Defy the Stars is the story of Noemi, a young soldier from the planet Genesis, a former colony of Earth. Genesis won its independence years earlier, but now they’re in a protracted war with a dying Earth, who wants to reestablish control over the former colony. Noemi has volunteered for what is basically a suicide mission to help save her planet, when she’s separated from her fleet and ends up on an abandoned Earth spaceship. The ship is empty except for Abel, a very Defy the Starsadvanced “mech,” which is basically a human-looking robot. Now that Noemi has taken over the ship, Abel’s programming requires him to view her as his commander and they begin a desperate journey across the stars to try to fulfill her mission and save Genesis.

Defy the Stars may be a young adult book, but it deals with some big issues, like immigration and what it means to be human. Genesis is something of a utopia, an egalitarian society living in harmony with nature and strictly conserving resources. But this utopia has been built on isolation and they feel that the people of Earth have screwed up their own planet, so why should be allowed onto Genesis, where they may do the same thing. On the other hand, Earth is dying and its citizens need somewhere to go. Many of them have already spread out to other planets, but most of those planets are barely habitable and can’t take many people. Gray’s take on these issues is nuanced. Noemi is firmly on her planet’s side at the beginning, but her travels through the planets cause her to question her beliefs.

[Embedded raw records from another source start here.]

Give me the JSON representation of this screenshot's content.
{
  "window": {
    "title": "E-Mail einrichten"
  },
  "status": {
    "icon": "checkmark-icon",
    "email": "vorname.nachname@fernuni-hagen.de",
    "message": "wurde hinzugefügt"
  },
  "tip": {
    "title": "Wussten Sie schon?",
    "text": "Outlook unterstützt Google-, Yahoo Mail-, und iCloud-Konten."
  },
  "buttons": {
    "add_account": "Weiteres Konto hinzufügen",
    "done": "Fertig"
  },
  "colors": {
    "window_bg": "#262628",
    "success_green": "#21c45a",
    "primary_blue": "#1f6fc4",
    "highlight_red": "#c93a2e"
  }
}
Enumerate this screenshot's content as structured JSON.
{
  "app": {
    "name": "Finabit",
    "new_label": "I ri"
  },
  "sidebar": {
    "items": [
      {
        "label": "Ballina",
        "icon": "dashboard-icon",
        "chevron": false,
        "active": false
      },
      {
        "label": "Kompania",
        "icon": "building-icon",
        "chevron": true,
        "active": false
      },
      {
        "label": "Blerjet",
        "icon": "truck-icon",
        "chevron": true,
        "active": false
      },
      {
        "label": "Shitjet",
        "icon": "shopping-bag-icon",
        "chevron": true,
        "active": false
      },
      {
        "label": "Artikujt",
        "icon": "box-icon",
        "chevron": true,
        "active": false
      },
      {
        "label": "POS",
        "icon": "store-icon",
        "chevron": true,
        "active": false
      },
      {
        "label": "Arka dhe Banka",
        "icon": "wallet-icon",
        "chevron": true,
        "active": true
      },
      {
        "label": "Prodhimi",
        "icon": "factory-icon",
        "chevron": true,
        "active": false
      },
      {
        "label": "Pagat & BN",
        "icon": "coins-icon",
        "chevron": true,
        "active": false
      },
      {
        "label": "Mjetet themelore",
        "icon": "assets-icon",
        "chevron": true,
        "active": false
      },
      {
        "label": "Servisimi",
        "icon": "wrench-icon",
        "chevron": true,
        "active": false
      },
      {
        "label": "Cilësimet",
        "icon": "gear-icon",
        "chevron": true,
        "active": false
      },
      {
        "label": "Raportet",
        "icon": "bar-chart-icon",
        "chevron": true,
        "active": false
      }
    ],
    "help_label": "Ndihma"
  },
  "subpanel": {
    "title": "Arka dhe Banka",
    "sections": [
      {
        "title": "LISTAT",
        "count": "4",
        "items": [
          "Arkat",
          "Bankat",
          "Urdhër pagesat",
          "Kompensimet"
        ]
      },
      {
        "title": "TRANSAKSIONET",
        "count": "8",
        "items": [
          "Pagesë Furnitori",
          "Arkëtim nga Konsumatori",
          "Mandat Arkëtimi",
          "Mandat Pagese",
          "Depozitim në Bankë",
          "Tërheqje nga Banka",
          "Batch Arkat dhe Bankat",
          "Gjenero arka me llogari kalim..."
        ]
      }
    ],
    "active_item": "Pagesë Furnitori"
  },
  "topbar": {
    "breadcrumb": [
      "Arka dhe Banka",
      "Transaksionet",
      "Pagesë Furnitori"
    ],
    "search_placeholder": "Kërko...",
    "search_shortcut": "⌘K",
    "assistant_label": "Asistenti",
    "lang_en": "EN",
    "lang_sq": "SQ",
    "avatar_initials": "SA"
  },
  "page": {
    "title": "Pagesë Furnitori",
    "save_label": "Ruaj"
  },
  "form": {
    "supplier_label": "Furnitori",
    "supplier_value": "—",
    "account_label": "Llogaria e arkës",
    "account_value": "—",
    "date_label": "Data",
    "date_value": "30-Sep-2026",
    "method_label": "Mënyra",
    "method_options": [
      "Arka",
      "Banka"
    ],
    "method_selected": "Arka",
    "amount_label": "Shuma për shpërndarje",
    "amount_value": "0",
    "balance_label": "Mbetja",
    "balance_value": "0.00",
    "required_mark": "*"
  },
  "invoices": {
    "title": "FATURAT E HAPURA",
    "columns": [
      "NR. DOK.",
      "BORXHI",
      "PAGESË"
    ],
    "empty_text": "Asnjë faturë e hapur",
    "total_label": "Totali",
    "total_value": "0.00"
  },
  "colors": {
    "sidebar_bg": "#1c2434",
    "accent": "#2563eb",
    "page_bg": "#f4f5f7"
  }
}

Abel’s creator was also responsible for many other models of mech, all of which are built for specific purposes (combat soldiers, sex workers, etc.) and thus their programming is limited. Abel is the only one of his model, and he has very special abilities and in many ways, he is almost human. Noemi has encountered mechs before, but only in a combat capacity, so she has prejudices against them, but Abel’s abilities and emotions cause her to question her beliefs, while all of the feelings that Abel experiences during his journey with Noemi are new and exciting and he starts to wonder why his programming allows him to feel so much. Both Abel and Noemi have to rethink their concepts of what it means to be human.

Besides the big issues, there’s a romance, but it’s not the central focus of the book. It’s an important plot point, but it’s not the only thing going on and that was a refreshing thing to find in a YA book. There is going to be a sequel, but this book doesn’t end on a cliffhanger and it can stand on its own.

(I received an ARC to review from Amazon Vine.)